SUCCESS: Macaw raised nearly $276k for a goal of $75k, and met its target within 24 hours of launching its campaign.
Raising funds without giving up company equity:
“Crowdfunding was a great way for us to connect with the community. Beyond raising capital without giving up equity, it helped us test the market, identify early adopters, and gain a solid user base to test our ideas with." (Source: Envato)
Important caveat: Most crowdfunding campaigns fail.
Convincing real investors that you’ve got what it takes is your company’s first reality check, and raising money from professional investors forces you to be think hard about your company and be honest with yourself. It also gives you the benefit of having real, seasoned experts thinking hard about your company.
No one on Kickstarter, Indiegogo or their imitators is going to ask you to estimate your cost of customer acquisition or the size of your potential revenue streams or any other tough business questions.
It's not that crowdfunding is always a bad idea. The cases of Vibease and Goldieblox show that crowdfunding powers avant-garde ideas that might be passed over by investors. Others like Tile and Bo & Yana are evidence that you can do both because crowdfunding still has its value in testing consumer demand and building a fan base way early on.
But for entrepreneurs serious about going the crowdfunding route, it's important to surround yourself with expert advice and do your due diligence.

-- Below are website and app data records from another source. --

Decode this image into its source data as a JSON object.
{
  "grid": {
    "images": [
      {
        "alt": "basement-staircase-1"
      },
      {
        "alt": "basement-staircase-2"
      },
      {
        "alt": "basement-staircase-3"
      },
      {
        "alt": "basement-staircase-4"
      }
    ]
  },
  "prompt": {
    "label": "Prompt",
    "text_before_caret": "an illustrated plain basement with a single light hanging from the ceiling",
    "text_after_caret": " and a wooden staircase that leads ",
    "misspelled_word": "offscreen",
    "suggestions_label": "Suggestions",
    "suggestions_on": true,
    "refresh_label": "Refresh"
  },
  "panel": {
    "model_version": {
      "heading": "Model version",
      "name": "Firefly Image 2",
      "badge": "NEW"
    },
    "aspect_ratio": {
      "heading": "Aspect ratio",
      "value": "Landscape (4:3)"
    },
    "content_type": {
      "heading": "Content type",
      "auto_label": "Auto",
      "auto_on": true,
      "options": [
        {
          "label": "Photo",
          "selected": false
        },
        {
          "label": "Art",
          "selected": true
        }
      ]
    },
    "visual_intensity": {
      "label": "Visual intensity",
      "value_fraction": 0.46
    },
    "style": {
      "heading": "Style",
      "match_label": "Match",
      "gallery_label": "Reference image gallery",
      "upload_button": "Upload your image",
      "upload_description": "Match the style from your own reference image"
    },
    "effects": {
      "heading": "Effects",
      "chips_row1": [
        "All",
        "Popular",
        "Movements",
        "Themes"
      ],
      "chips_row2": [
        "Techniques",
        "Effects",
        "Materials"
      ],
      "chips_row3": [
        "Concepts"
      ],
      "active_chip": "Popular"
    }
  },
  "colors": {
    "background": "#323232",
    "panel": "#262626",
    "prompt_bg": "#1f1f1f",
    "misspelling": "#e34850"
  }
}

It’s better to ask the hard questions before you’ve burned through a year of your life and $100k of other people’s money.